**ACTION ITEM:**
Word for word, print every entry below.

(Website and app data records)

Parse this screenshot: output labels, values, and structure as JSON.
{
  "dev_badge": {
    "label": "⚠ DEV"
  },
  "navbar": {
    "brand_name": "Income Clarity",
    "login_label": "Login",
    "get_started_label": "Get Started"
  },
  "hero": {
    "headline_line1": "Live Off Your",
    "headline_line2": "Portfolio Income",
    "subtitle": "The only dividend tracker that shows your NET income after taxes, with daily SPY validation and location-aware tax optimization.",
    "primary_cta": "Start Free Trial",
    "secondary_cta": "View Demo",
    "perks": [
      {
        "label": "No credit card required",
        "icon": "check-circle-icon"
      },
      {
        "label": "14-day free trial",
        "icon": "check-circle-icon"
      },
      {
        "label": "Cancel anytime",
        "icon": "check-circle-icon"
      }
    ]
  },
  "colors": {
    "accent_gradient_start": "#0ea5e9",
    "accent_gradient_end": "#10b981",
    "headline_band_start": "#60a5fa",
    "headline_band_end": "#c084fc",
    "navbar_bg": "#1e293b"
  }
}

**COMPLETED TASK:**
Parse this screenshot: output labels, values, and structure as JSON.
{
  "dev_badge": {
    "label": "⚠ DEV"
  },
  "navbar": {
    "brand_name": "Income Clarity",
    "login_label": "Login",
    "get_started_label": "Get Started"
  },
  "hero": {
    "headline_line1": "Live Off Your",
    "headline_line2": "Portfolio Income",
    "subtitle": "The only dividend tracker that shows your NET income after taxes, with daily SPY validation and location-aware tax optimization.",
    "primary_cta": "Start Free Trial",
    "secondary_cta": "View Demo",
    "perks": [
      {
        "label": "No credit card required",
        "icon": "check-circle-icon"
      },
      {
        "label": "14-day free trial",
        "icon": "check-circle-icon"
      },
      {
        "label": "Cancel anytime",
        "icon": "check-circle-icon"
      }
    ]
  },
  "colors": {
    "accent_gradient_start": "#0ea5e9",
    "accent_gradient_end": "#10b981",
    "headline_band_start": "#60a5fa",
    "headline_band_end": "#c084fc",
    "navbar_bg": "#1e293b"
  }
}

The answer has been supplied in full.